“I’ve hired people I’ve met at parties and other events, and I’ve hired a lot of people right out of college. It’s really based on personality as opposed to experience. Most of our employees have never been in the liquor business, but they’re so passionate about our product, they love it, and some of them have come to us, requesting interviews, and I like that hustle.”
4. Know what you know and what you don’t know, and hire to fill the gaps.
“I know what I know and I also know what I don’t know, and I make sure I hire the right people who can teach me. Before getting into Casamigo, I knew the liquor business from the other side.
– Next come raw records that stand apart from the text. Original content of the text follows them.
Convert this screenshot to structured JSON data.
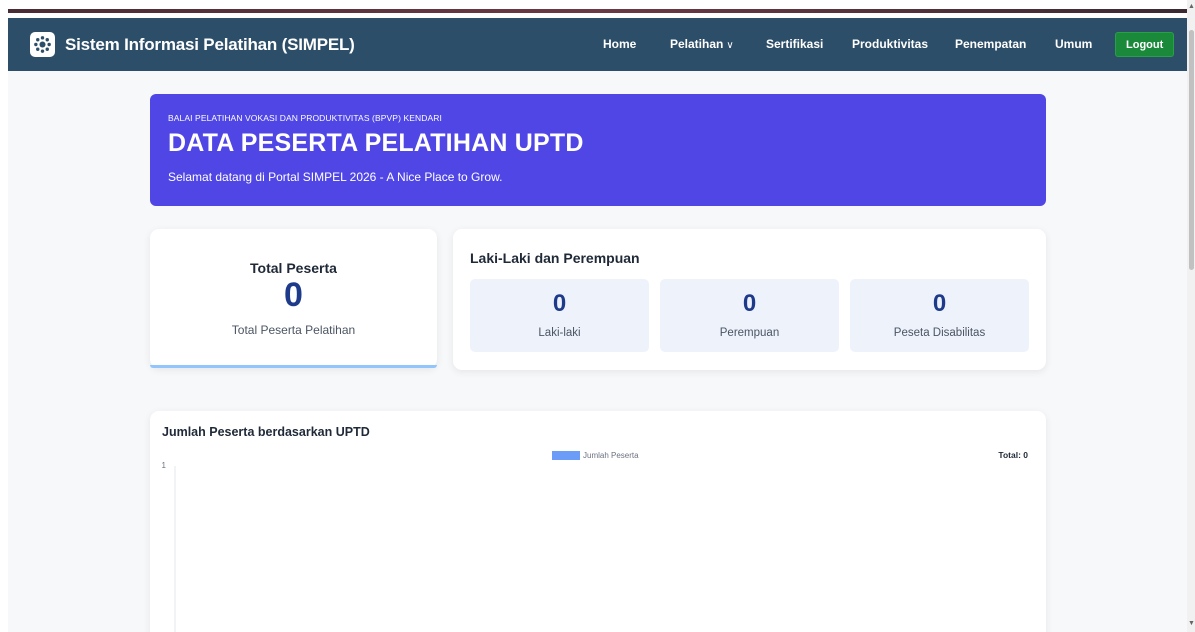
{
  "navbar": {
    "brand_title": "Sistem Informasi Pelatihan (SIMPEL)",
    "brand_icon": "gear-logo-icon",
    "items": [
      {
        "label": "Home"
      },
      {
        "label": "Pelatihan",
        "has_dropdown": true
      },
      {
        "label": "Sertifikasi"
      },
      {
        "label": "Produktivitas"
      },
      {
        "label": "Penempatan"
      },
      {
        "label": "Umum"
      }
    ],
    "logout_label": "Logout",
    "colors": {
      "background": "#2d4e68",
      "logout": "#1a8a3a"
    }
  },
  "hero": {
    "org": "BALAI PELATIHAN VOKASI DAN PRODUKTIVITAS (BPVP) KENDARI",
    "title": "DATA PESERTA PELATIHAN UPTD",
    "subtitle": "Selamat datang di Portal SIMPEL 2026 - A Nice Place to Grow.",
    "color": "#4f46e5"
  },
  "total_card": {
    "label": "Total Peserta",
    "value": "0",
    "sublabel": "Total Peserta Pelatihan"
  },
  "gender_card": {
    "title": "Laki-Laki dan Perempuan",
    "stats": [
      {
        "value": "0",
        "label": "Laki-laki"
      },
      {
        "value": "0",
        "label": "Perempuan"
      },
      {
        "value": "0",
        "label": "Peseta Disabilitas"
      }
    ]
  },
  "chart_card": {
    "title": "Jumlah Peserta berdasarkan UPTD",
    "total_label": "Total: 0"
  },
  "chart_data": {
    "type": "bar",
    "title": "Jumlah Peserta berdasarkan UPTD",
    "categories": [],
    "series": [
      {
        "name": "Jumlah Peserta",
        "values": [],
        "color": "#6b9cf8"
      }
    ],
    "ylim": [
      0,
      1
    ],
    "y_ticks": [
      "1"
    ],
    "legend_position": "top-center",
    "grid": false
  }
}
I just knew when we got the right sample of the tequila that that was perfect for us. But I had to learn the business and I had to hire a liquor importer who could show me the way, pros who created Gray Goose and Jägermeister. I ended up hiring him as CEO of Casamigos Importing.”
5. Let employees pursue their passions and they will shine.
“We might have someone who graduated from the University of Southern California and their degree is marketing, but they’re wanting to get into development or sales or some other non-marketing aspect of the business, and we’re happy to give that person a shot at whatever their passion is. Even when you hire someone for a specific job, leave it open for them, and if they’re better or more excited about doing something else for you, let them.”
6. Be passionately authentic or risk losing trust.
“It’s not about who has the most beautiful bottle or marketing or advertising. The product within the bottle, or whichever product or service you’re putting out there, has to be great and the brand story behind it has to be great. The quality has to shine through and people who sell it have to really believe in it and be authentically passionate about it. Otherwise, it’s hard to believe the brand story and it doesn’t work. Don’t be a nameless, faceless company that has no authenticity. People can feel that.”
7. Don’t wait for the right opportunity. Create it.
“Go out and make it happen. Don’t wait for the right moment or thing to come along. To me, it’s important, always in life, to never wonder what would’ve happened if I only tried something. What do you have to lose? You only lose if you don’t try something. You’ll be filled with regret, think about it constantly and think ‘What if?’ Try different things and, if it doesn’t work out, then try something else. Follow what you love in business and life. It may not work out, but get up and try again. Never stop trying.”